# Task instructions:
If a line in the records below contains the word "企业一站式服务平台", return that line.

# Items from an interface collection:

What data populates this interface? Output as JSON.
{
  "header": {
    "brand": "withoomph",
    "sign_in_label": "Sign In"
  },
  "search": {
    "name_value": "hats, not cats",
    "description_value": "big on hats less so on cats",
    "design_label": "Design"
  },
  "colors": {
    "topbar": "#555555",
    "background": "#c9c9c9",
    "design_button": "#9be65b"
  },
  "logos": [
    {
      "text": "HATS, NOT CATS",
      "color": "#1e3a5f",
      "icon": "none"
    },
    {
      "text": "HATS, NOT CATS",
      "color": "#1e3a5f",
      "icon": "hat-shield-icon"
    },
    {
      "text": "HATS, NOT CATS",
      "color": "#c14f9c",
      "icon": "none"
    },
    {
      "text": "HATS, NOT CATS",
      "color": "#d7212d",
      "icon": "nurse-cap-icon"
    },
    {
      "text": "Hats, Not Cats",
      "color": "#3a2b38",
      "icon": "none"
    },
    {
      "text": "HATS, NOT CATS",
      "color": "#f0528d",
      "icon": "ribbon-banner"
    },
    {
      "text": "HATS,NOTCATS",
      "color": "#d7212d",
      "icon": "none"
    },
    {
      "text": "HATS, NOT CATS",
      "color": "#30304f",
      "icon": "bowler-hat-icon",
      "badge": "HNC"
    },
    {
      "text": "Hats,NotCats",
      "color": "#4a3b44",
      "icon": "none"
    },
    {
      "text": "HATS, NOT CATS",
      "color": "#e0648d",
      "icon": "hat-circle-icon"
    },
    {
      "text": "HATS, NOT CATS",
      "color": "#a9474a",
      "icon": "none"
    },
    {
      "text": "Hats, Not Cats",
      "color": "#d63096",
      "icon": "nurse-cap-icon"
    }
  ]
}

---

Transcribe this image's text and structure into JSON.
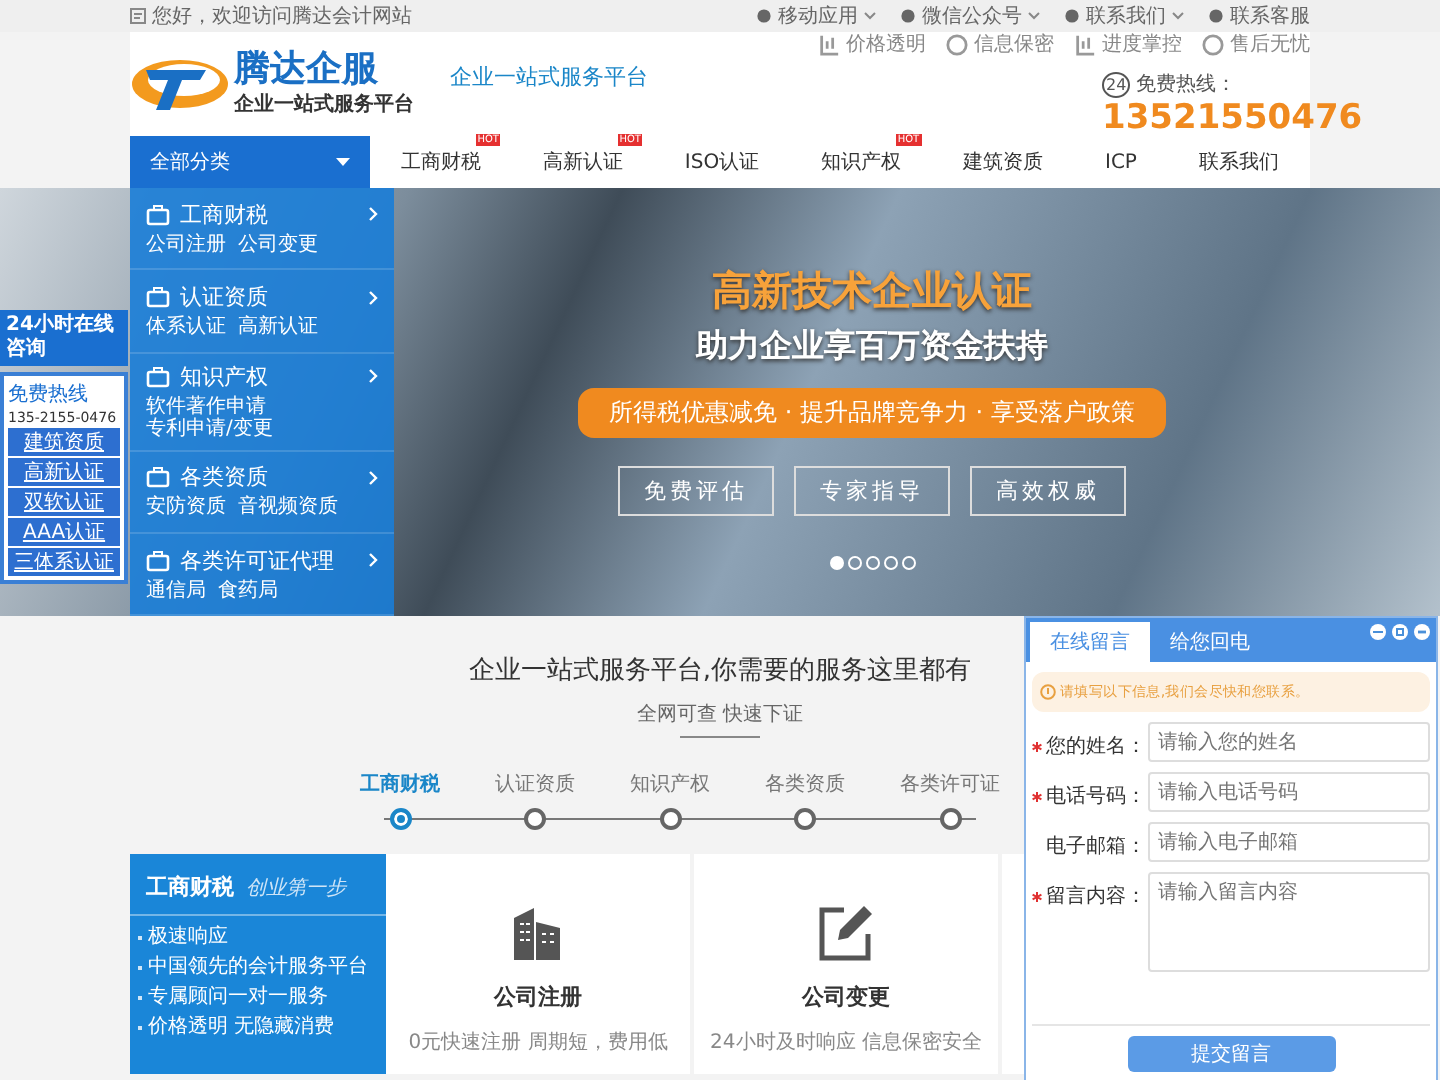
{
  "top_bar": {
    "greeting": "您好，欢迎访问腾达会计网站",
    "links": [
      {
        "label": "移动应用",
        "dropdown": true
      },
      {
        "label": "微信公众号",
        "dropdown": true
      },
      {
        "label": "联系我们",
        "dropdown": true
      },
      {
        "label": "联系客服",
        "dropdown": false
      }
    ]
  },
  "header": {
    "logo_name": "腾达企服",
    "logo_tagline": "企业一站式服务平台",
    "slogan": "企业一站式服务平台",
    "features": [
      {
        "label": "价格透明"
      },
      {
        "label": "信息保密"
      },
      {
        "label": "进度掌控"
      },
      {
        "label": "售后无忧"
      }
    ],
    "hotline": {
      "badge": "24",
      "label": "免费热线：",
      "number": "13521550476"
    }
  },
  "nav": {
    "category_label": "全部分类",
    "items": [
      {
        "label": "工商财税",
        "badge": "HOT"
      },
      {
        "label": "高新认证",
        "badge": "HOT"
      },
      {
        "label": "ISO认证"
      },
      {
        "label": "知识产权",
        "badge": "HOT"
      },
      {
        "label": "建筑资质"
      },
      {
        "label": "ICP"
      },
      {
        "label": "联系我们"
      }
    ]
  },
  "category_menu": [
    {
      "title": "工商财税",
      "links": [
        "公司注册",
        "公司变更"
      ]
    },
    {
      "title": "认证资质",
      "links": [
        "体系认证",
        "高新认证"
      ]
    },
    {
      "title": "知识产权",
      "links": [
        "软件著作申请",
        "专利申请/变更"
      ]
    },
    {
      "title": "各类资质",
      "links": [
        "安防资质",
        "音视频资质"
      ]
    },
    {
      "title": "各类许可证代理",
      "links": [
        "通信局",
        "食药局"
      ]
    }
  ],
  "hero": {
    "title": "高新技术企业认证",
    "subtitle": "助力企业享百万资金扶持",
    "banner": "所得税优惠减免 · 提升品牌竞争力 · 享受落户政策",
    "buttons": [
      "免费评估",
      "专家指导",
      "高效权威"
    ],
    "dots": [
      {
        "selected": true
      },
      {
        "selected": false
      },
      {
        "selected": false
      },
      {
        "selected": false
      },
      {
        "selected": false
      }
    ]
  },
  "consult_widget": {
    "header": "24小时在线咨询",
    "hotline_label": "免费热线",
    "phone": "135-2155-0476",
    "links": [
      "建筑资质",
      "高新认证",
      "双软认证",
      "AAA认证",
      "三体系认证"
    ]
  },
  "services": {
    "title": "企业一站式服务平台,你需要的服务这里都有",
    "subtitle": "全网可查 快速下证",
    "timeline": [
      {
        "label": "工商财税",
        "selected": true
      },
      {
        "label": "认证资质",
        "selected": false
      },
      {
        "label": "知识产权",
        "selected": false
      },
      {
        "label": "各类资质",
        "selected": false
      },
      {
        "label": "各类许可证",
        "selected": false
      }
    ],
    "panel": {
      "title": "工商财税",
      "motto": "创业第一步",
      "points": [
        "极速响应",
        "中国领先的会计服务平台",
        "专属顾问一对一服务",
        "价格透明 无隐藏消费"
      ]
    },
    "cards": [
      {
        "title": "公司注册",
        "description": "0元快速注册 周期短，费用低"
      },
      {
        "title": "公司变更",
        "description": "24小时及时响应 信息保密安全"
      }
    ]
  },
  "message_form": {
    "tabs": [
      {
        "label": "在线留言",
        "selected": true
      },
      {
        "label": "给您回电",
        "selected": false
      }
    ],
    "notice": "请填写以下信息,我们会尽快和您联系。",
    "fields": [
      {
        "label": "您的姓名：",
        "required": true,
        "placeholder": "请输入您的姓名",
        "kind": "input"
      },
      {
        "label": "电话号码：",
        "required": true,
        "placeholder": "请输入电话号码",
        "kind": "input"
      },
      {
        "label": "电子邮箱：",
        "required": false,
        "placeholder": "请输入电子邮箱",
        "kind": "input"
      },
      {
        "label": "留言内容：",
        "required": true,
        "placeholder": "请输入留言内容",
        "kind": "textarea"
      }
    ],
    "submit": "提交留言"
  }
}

# Result:
    "logo_tagline": "企业一站式服务平台",
    "slogan": "企业一站式服务平台",
    "title": "企业一站式服务平台,你需要的服务这里都有",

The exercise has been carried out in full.